» **DESCRIPTION OF THE TASK**: Search the material for the string "GLOBEX" and copy each line where it occurs.
Segment Open
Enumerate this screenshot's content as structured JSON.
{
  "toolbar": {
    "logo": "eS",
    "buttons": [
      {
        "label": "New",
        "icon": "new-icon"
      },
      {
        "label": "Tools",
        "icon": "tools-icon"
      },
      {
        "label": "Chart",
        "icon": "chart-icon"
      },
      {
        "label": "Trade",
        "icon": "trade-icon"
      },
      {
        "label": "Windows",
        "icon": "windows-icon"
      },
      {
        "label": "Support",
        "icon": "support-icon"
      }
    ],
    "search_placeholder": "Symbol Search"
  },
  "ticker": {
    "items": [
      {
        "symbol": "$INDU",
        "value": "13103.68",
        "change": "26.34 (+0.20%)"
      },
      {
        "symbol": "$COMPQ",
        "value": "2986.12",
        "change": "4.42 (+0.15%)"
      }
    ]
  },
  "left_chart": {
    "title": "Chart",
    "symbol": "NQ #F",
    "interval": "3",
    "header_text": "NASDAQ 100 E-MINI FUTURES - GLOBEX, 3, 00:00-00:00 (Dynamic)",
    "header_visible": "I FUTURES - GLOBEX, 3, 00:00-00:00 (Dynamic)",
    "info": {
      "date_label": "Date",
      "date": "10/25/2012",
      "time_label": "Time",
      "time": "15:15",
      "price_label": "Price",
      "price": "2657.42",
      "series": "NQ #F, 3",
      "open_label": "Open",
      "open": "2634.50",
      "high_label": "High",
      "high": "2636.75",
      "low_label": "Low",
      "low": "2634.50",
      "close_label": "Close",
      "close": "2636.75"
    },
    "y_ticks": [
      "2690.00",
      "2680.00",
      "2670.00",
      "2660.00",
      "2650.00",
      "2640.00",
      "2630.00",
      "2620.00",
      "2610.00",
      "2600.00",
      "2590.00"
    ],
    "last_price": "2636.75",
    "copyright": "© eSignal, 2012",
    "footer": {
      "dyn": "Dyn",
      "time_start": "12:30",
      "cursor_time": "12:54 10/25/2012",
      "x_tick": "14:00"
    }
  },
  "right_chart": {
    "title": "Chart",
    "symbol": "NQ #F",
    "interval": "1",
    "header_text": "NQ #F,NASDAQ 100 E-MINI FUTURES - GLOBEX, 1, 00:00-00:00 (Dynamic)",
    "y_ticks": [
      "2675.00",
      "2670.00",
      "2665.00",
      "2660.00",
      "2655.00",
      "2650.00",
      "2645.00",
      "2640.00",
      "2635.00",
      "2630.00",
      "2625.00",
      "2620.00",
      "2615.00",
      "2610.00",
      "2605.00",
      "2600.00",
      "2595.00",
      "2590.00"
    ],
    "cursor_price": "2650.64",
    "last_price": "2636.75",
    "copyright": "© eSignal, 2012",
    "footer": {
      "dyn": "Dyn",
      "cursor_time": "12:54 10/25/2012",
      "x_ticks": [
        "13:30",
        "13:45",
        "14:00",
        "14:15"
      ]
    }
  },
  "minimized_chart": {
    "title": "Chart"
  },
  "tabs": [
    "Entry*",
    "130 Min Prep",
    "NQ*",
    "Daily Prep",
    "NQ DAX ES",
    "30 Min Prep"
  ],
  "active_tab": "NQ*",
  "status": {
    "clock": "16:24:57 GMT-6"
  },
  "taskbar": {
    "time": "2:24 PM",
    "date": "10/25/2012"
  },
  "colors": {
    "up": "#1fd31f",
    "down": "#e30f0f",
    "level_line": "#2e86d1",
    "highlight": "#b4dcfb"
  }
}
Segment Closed
» **ANSWER TO THIS TASK**:
    "header_text": "NASDAQ 100 E-MINI FUTURES - GLOBEX, 3, 00:00-00:00 (Dynamic)",
    "header_visible": "I FUTURES - GLOBEX, 3, 00:00-00:00 (Dynamic)",
    "header_text": "NQ #F,NASDAQ 100 E-MINI FUTURES - GLOBEX, 1, 00:00-00:00 (Dynamic)",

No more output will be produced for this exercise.